- [TO DO] For the material that follows, state how many lines contain the word "location", and add nothing.

- [DATA TO PROCESS]
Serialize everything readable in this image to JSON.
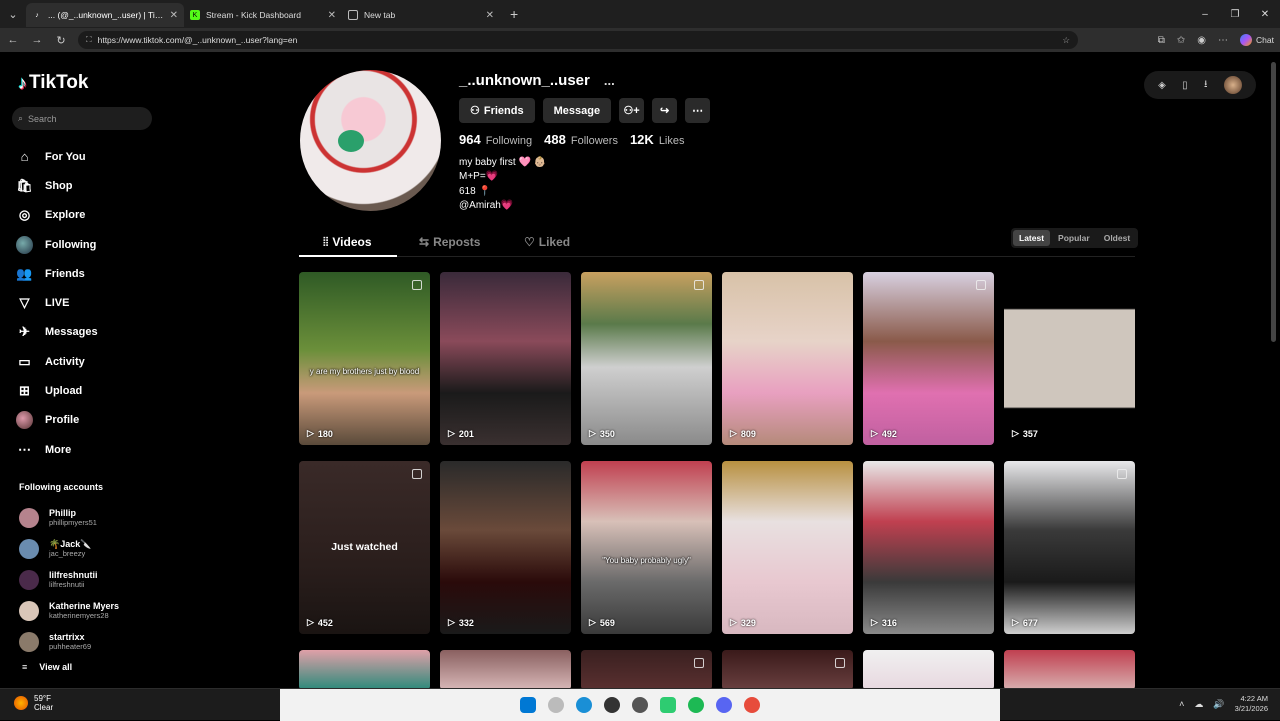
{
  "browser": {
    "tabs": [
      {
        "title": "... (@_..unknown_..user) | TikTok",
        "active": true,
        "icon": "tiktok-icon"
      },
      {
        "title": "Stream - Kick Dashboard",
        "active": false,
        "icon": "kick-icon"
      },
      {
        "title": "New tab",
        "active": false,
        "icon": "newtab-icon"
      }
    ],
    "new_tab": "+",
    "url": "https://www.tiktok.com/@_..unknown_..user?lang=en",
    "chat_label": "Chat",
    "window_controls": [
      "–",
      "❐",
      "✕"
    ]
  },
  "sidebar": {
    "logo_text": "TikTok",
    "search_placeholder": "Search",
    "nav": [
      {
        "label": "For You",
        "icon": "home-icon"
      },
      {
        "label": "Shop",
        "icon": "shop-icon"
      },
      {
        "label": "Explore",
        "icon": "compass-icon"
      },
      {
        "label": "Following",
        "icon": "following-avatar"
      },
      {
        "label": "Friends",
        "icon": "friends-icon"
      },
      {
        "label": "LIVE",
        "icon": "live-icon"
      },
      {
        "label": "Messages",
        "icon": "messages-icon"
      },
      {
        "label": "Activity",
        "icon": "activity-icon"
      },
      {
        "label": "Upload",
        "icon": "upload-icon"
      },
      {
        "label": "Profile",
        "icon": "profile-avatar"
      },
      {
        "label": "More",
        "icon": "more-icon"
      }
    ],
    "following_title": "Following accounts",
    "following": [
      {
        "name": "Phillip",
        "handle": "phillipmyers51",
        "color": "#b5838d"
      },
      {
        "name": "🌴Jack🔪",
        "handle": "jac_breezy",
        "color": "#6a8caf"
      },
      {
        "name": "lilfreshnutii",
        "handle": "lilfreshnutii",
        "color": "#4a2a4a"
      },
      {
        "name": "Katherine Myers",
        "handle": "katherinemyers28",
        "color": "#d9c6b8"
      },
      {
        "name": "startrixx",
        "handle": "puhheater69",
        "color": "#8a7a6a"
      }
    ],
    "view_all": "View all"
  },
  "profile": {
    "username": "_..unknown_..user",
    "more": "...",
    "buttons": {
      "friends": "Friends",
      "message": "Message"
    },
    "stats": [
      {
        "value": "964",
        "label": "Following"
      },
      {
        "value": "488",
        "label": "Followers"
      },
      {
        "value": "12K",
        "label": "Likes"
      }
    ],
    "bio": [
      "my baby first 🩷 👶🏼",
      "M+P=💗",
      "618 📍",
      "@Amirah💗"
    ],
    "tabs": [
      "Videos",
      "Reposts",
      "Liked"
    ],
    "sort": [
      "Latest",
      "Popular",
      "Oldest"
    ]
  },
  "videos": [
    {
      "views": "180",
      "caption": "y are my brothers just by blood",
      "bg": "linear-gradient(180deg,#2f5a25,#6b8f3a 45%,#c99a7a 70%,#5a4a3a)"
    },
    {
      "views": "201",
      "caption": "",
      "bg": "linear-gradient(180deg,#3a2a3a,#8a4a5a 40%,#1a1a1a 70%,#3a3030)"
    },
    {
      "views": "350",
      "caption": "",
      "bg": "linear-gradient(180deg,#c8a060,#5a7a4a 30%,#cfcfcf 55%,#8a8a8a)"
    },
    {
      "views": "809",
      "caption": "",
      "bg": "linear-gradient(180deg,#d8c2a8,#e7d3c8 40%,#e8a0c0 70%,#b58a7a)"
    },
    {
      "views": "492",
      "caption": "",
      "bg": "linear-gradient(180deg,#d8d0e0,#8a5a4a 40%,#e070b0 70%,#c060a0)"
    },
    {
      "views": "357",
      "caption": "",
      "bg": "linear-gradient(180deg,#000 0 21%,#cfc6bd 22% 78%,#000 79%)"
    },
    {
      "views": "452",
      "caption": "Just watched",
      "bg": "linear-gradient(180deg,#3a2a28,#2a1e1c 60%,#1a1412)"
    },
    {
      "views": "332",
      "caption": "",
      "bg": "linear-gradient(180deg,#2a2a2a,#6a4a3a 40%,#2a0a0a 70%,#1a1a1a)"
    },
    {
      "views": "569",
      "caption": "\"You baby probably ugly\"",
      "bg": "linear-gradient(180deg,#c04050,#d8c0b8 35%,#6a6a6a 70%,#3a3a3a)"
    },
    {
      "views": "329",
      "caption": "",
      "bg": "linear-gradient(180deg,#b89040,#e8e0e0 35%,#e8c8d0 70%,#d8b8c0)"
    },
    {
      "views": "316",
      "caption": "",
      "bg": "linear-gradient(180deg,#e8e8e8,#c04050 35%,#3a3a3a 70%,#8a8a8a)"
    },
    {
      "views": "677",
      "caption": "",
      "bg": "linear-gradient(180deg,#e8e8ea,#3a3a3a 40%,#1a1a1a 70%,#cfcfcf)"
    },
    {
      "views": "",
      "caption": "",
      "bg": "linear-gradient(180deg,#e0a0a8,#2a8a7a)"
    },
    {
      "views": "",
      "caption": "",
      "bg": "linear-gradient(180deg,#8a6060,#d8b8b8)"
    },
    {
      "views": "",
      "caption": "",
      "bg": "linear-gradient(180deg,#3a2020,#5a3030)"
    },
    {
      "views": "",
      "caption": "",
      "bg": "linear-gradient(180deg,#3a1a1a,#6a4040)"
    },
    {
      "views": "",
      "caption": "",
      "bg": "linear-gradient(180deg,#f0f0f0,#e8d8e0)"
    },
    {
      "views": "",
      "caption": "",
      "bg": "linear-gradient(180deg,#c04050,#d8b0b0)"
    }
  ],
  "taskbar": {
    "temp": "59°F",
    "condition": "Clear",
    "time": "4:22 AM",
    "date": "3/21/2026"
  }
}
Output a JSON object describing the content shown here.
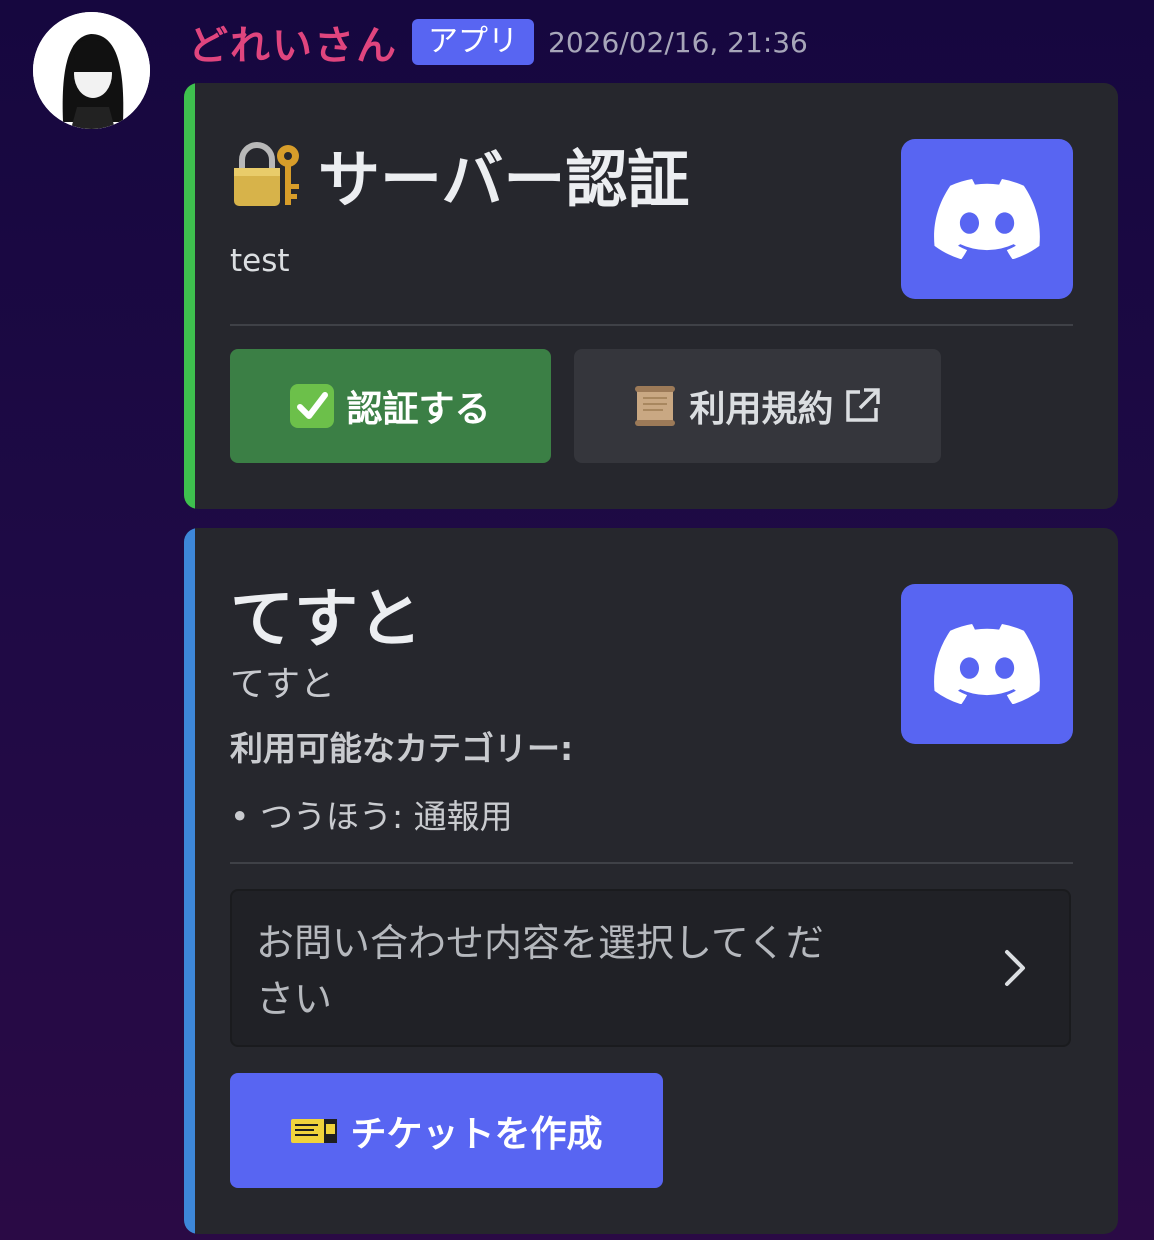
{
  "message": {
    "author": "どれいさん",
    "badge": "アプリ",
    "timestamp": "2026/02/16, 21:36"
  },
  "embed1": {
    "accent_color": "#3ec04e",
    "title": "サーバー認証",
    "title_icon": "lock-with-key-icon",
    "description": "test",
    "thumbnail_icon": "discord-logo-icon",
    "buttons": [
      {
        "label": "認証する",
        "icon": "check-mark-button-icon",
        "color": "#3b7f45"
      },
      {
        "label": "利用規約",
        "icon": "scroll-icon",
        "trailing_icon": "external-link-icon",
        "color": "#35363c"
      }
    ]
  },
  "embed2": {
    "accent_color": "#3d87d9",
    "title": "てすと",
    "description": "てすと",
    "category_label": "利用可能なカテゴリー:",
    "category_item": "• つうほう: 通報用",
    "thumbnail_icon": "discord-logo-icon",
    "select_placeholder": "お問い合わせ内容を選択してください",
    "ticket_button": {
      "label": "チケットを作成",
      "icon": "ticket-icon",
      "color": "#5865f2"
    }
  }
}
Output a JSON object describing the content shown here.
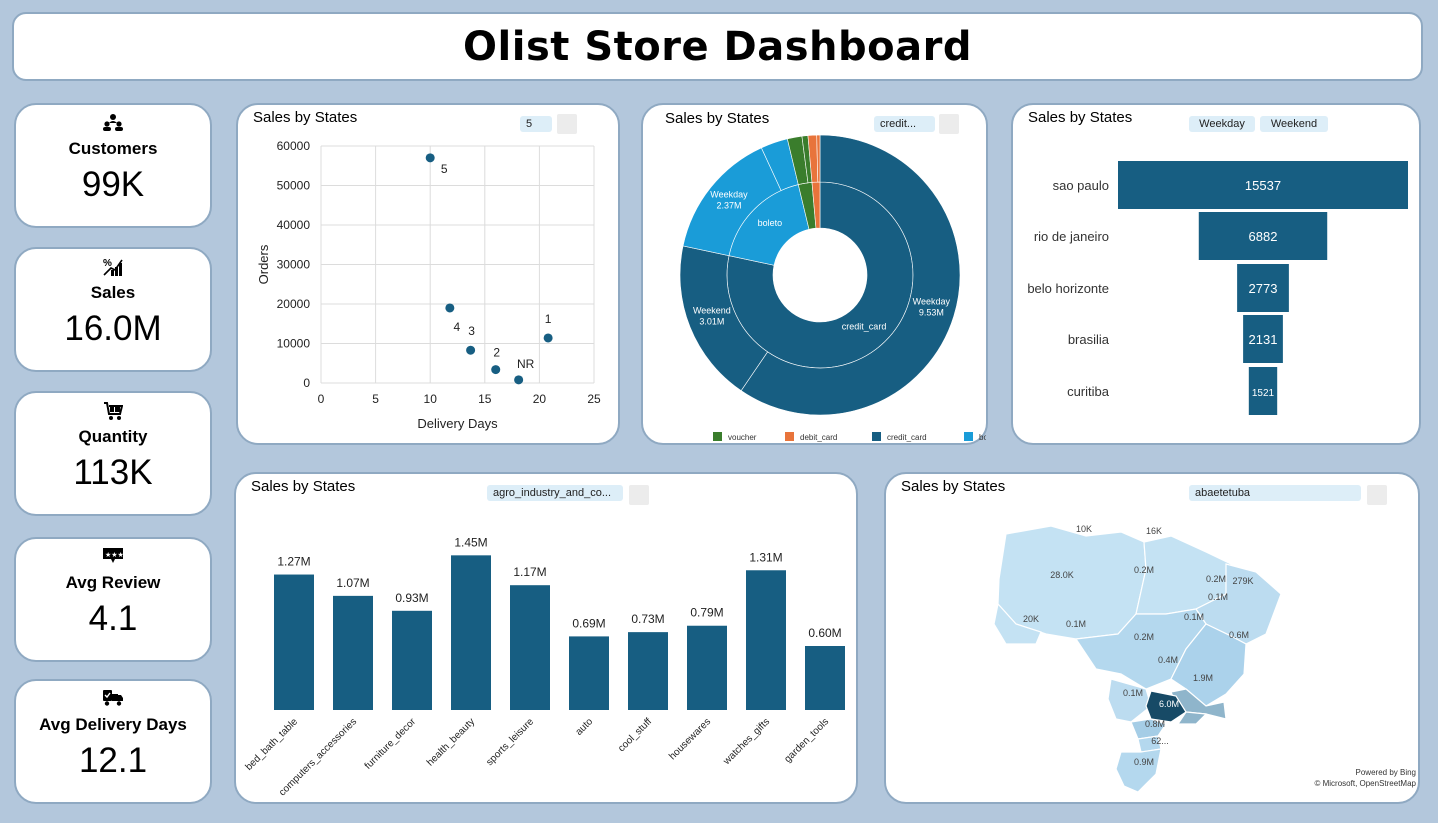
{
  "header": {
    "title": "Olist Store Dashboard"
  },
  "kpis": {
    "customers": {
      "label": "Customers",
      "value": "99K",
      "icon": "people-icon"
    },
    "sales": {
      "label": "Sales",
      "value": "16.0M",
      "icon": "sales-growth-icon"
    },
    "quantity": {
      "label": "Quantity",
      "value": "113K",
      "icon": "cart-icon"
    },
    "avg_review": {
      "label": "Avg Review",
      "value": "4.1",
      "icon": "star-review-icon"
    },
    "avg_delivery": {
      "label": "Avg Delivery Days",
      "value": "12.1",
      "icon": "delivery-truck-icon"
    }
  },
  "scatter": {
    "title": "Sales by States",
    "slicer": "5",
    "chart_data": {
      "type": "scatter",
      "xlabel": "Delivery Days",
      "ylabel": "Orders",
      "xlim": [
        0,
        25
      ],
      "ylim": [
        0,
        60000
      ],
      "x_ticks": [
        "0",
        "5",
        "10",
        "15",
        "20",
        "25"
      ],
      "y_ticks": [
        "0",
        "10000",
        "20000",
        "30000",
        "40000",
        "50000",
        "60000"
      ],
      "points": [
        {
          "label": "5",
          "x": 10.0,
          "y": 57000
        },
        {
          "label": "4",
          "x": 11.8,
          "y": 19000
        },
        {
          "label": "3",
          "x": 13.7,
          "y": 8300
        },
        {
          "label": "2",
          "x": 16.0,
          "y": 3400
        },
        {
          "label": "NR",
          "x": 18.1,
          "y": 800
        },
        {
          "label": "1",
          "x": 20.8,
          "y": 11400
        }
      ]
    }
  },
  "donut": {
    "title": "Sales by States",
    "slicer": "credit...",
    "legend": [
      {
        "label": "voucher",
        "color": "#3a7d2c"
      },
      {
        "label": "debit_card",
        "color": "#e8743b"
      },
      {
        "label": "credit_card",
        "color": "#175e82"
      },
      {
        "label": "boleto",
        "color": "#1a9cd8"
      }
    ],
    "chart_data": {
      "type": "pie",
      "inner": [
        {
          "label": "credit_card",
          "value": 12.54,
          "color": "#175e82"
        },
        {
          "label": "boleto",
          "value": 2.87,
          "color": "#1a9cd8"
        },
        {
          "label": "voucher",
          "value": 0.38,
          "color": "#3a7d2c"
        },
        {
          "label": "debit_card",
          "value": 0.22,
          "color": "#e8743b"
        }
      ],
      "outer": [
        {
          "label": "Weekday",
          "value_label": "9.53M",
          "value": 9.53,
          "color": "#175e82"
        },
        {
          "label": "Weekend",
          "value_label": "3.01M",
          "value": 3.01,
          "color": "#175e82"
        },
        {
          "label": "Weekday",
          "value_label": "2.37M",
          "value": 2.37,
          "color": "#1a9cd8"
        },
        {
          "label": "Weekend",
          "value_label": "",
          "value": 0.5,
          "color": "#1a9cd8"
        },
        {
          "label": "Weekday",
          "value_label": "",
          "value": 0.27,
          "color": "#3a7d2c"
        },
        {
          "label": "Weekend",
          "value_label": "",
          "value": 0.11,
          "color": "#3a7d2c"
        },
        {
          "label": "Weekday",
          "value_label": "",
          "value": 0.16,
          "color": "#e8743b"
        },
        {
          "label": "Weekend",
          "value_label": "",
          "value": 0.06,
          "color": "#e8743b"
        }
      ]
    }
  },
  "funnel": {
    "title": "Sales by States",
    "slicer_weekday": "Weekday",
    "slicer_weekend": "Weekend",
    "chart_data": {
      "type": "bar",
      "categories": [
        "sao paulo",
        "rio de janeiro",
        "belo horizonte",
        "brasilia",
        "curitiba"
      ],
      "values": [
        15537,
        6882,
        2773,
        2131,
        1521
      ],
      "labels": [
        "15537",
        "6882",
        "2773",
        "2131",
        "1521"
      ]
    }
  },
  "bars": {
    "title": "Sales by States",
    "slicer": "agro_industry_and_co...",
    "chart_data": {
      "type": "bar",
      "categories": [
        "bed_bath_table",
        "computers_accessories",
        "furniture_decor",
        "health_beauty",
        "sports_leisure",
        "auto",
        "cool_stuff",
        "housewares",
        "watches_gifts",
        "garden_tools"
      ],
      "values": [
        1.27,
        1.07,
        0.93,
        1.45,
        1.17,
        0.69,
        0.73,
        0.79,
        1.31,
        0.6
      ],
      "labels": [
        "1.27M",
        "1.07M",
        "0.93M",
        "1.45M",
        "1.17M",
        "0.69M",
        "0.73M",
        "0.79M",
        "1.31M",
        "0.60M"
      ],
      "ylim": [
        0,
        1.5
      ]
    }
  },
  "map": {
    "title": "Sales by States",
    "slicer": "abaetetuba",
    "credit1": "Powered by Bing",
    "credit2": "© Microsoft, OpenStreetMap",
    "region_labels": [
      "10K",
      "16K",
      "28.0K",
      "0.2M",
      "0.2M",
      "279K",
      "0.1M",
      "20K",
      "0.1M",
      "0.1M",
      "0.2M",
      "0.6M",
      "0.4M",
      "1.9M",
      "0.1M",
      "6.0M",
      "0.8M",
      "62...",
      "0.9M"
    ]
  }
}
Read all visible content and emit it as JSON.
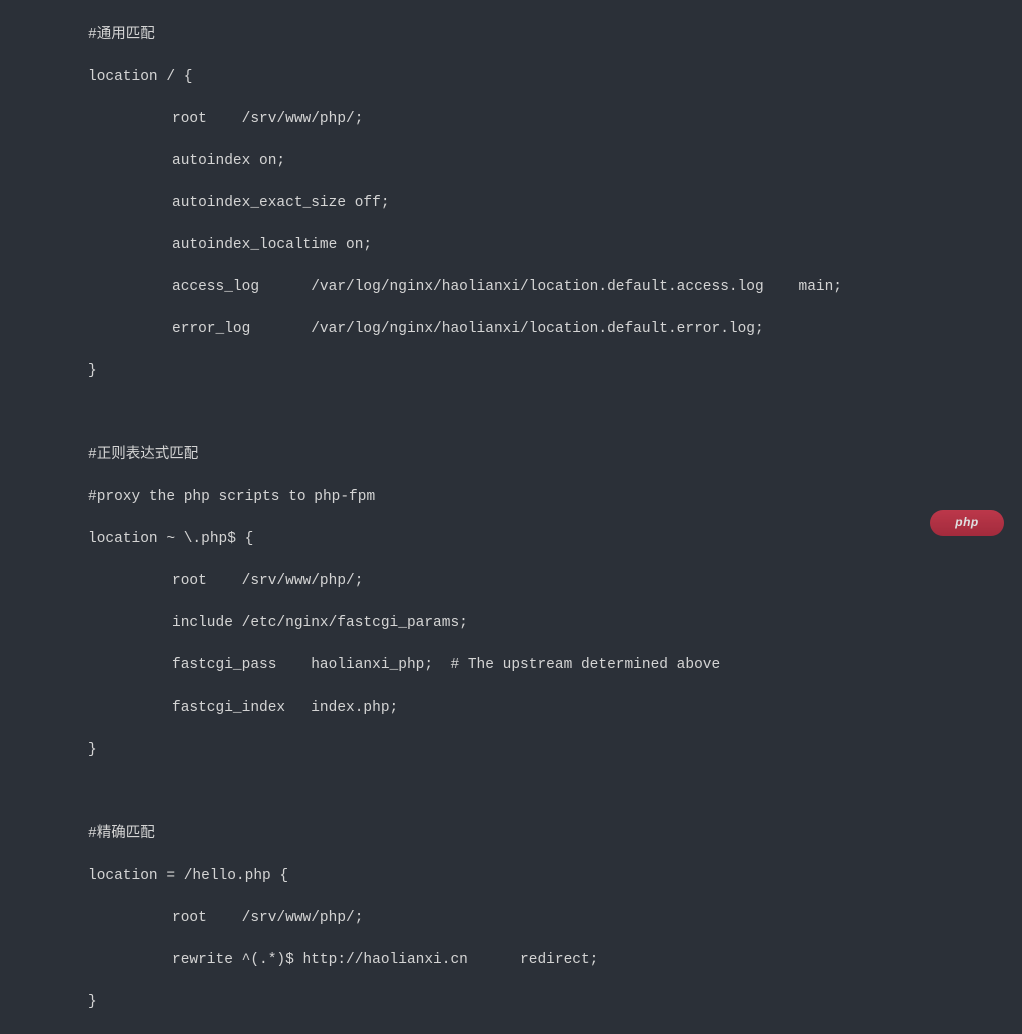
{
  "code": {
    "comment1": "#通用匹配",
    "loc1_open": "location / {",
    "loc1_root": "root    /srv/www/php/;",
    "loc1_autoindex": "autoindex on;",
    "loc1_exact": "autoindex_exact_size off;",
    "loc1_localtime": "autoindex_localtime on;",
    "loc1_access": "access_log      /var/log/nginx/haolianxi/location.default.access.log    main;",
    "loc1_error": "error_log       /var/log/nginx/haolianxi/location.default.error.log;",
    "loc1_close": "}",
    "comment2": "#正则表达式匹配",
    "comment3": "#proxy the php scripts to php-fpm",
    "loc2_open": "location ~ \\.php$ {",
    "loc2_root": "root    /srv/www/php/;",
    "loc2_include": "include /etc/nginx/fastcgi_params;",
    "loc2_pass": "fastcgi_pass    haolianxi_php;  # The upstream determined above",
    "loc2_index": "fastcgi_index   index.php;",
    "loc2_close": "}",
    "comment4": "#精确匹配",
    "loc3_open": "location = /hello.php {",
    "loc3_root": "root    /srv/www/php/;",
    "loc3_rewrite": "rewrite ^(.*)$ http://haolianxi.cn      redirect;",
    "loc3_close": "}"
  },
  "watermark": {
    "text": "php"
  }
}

- [TASK ANSWER] 5